Saturday, November 12, 2011
Hero Moto Corp's New Identity
"Will Hero Moto Corp's new identity prove to be a hit with the Indian consumer?"
Bhavi Patel | IRMA
Hero Honda split up recently, and has now become Hero Moto Corp Ltd. It remains to be the world’s largest manufacturer of two wheelers since 2001. After the split, the company has reinstated its view of a mobile and empowered India powered by its two-wheelers that is Indian to the core, bereft of foreign dependence. It implies that Indians don’t need the foreign brands as its crutches for its own indigenous brands to be able to stand in the market. The split reflects that its commitment to providing world-class means of mobility has remained unchanged and that the focus has shifted to establishing foothold in the global space.

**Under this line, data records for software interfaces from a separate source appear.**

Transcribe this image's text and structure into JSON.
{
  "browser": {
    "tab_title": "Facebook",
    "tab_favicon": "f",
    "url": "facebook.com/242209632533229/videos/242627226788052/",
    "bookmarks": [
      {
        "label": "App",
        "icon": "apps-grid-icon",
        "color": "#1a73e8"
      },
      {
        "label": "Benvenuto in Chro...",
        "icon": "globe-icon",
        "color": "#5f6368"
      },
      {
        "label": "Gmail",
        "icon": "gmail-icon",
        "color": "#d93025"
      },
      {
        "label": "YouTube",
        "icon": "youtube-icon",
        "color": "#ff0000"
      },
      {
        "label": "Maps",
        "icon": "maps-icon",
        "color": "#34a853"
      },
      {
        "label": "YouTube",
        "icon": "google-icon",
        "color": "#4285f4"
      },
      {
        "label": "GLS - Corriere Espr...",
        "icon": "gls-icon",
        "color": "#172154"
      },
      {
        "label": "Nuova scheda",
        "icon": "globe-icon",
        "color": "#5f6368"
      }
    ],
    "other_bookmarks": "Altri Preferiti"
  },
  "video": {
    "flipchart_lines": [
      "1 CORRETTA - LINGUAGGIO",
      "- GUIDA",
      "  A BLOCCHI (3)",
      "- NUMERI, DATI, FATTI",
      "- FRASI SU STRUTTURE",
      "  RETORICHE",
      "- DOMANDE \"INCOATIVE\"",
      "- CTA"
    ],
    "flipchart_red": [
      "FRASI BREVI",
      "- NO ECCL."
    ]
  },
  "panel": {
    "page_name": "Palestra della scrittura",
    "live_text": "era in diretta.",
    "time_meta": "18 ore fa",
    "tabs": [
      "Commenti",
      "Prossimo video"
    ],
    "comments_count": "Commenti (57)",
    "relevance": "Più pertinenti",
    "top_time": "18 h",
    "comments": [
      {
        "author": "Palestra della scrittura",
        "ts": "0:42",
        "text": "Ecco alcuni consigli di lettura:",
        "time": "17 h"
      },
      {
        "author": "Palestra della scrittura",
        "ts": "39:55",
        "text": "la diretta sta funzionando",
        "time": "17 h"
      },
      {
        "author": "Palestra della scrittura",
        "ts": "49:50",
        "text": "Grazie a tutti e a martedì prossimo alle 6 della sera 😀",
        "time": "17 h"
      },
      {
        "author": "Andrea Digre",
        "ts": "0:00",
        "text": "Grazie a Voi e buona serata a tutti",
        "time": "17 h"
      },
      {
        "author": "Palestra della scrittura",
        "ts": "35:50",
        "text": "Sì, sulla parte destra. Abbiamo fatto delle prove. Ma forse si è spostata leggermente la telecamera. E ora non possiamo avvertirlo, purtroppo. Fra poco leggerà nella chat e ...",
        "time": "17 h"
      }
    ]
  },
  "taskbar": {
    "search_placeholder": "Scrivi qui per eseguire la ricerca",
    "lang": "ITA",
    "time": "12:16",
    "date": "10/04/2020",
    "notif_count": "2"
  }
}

What works in favor of the company is the fact that Hero Moto Corp has a highly robust portfolio capturing all major segments of the market, and has an innumerable array of smiling, satisfied customers to stand by it. The company is continuing to improve the efficiency, expand its reach to its customers, and is heavily investing in brand-building, with strong focus on customer and shareholder delight. The hoardings and graphics change was one of the fastest ever noted for any company. The showrooms, the roadside hoardings all changed from Hero Honda to Hero Moto Corp overnight. It indicates that the company can be trusted and it’s true to its word. The fact that the makeover of the company is being liked by the customers is backed by figures that state the company has clocked sales of about 500000 each month between March to June this year, which comes three months after the split in Dec 2010. The split has removed restrictions on the company that prevented it from entering major export markets initially, but is free to do so now. It can also be seen in the share prices that haven’t dipped significantly since the split. In a nutshell, its difficult to swing the image of a company that is established enough and immensely liked by the people unless something grossly wrong happens.
Manbir Singh Tandon | IIMS
Hero Group hired the services of Wolff Olins, an international brand consultancy, and spent over four months to come up with a logo, that has turned out to be uninspiring to say the least. The three piece, un-enclosed logo is vaguely identifiable as an ‘H’, which in itself is a banality in the automobile market (think Hyundai, Honda, etc.). The ‘H’ with its red and black colour, each identifying a certain trait, fails to take into account its appearance on the final product-the bike. The logo would probably be used as three insipid pieces of oddly angled silver metal, a far cry from what a motorbike company should be vying for, given its target market. The logo further has ‘Hero’ written just below the logo in a typeface reminiscent of that of Nano.
I’ll concede that the tagline ‘Hum mein hai Hero’, is a rather good idea and quite apt given the name of the brand. But Hero seems to have missed a beat in the rendition of the idea into a creative marketing campaign. It has taken an oft travelled road and what we get are clichéd tales of kids doing gymnastics and participating in reality shows, ultimately coming out on top. The attempted emotional connect fails by sheer virtue of obsolescence of the execution. A.R. Rahman, not in his best touch in recent times, has doled out a track which if not bad is not ‘Airtel’ brilliant too.
Maybe the campaign would appeal to buyers of Splendor and Passion but how the prospective buyers of style and power bikes, namely Karizma, CBZ and Hunk take to the new logo and campaign remains to be seen.